By comparing line of sight DEM based viewsheds with a manual viewshed the different amount of error associated with different types of DEMs becomes evident. I compared a manual viewshed against a 30 meter DEM from the Shuttle Radar Topography Mission (SRTM), a 30 meter DEM from the National Elevation Dataset (NED), 10 meter DEM from the NED and 3 meter DSM created from a .7 meter lidar cloud. The same location and elevation was used in all the different viewsheds, the manual viewshed was both created using Google Streetview and I physically went to the location to verify the viewshed.
To create the viewsheds I used Military Analyst for ArcGIS, this allowed the resulting viewshed to be limited by a range and the output was in vector format instead of raster format. In order to calculate differences between the viewsheds the vector data was converted to a raster format using the same cell size and clipped to the same area to make sure each viewshed had the same number of pixels.
To quantify these findings I compared the difference between the pixels in the manual viewshed and the DEM viewshed. I counted the differences where the manual viewshed’s pixel was visible and the dem viewshed was non-visible (V/NV), this was repeated for for visible/visible (V/V), non-visible/non-visible (NV/NV), and non-visible/visible (NV/V). This method was used to compare the total number of pixels between viewsheds and total percentage of similar pixels.

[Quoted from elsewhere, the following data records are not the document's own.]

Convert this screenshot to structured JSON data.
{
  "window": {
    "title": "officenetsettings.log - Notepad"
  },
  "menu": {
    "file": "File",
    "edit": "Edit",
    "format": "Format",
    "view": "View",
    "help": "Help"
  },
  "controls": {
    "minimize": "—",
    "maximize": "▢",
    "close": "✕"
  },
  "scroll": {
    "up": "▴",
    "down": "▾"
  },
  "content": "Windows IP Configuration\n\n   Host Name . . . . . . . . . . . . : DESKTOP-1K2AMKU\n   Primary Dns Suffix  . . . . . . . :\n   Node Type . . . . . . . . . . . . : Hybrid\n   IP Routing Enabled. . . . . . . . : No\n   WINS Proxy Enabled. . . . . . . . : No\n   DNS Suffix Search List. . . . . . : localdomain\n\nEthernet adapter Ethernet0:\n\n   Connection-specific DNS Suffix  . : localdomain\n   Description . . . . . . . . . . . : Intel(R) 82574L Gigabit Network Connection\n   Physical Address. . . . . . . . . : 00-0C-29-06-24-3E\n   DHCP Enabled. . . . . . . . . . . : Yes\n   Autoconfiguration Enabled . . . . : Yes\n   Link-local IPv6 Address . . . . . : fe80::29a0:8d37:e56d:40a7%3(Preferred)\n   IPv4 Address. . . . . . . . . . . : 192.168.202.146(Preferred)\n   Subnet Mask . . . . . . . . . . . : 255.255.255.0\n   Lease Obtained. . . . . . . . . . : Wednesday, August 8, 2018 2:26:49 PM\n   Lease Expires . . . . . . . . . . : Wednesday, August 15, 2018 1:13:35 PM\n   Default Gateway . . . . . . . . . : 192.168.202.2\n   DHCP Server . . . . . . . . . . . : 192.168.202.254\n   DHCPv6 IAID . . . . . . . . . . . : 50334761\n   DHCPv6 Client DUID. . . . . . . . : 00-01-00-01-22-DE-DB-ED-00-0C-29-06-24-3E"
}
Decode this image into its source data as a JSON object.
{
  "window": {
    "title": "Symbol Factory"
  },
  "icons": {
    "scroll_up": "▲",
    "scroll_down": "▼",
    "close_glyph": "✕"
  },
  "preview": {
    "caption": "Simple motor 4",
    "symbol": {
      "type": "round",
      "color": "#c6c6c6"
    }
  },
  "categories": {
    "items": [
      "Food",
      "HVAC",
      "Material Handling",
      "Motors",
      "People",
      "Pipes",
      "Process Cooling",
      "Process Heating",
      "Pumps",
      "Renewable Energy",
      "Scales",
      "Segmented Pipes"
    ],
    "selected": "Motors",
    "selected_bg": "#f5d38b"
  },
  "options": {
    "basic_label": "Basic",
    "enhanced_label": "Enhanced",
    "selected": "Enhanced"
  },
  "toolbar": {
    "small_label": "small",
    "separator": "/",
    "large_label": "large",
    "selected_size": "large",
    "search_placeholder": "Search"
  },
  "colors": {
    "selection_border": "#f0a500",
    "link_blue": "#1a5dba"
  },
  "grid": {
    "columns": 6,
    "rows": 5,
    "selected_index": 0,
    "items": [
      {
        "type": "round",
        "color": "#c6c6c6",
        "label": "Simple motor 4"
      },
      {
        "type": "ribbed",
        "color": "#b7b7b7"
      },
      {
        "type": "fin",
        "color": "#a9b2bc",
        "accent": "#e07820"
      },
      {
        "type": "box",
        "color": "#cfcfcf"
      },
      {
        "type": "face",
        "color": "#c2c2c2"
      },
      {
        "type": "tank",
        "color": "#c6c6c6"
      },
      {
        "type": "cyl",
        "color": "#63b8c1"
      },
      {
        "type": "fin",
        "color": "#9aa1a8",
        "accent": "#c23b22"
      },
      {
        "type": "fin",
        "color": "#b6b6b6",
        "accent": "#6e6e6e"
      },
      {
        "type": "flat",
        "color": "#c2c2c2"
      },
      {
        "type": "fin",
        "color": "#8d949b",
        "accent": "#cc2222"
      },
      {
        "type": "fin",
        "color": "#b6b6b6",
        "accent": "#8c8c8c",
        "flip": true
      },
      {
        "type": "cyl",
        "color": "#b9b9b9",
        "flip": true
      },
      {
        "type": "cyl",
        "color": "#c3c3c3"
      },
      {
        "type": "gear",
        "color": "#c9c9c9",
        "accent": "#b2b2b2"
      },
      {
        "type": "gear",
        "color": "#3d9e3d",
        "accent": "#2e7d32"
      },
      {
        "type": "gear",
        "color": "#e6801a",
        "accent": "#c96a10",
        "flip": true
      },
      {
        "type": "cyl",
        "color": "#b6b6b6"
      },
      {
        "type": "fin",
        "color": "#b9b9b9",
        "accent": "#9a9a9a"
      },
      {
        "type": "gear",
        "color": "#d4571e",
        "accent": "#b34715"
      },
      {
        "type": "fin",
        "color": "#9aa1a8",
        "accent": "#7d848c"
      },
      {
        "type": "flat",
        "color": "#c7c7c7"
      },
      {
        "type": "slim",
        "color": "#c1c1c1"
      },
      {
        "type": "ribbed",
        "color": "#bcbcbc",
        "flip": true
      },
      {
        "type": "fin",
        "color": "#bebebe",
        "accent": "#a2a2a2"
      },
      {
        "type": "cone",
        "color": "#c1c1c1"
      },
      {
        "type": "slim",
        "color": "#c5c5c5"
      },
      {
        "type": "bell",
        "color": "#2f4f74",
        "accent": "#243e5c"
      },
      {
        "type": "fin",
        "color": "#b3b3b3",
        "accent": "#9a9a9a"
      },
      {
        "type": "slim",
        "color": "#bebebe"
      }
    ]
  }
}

These findings are far from complete but a step towards understanding the strengths and weaknesses in viewshed creation. Further work would be to accurately account for the manual viewshed not taking tops of trees and buildings into consideration and to clean up the lidar DSM model by removing non-view obstructing artifacts such as power lines that show up as fence like objects.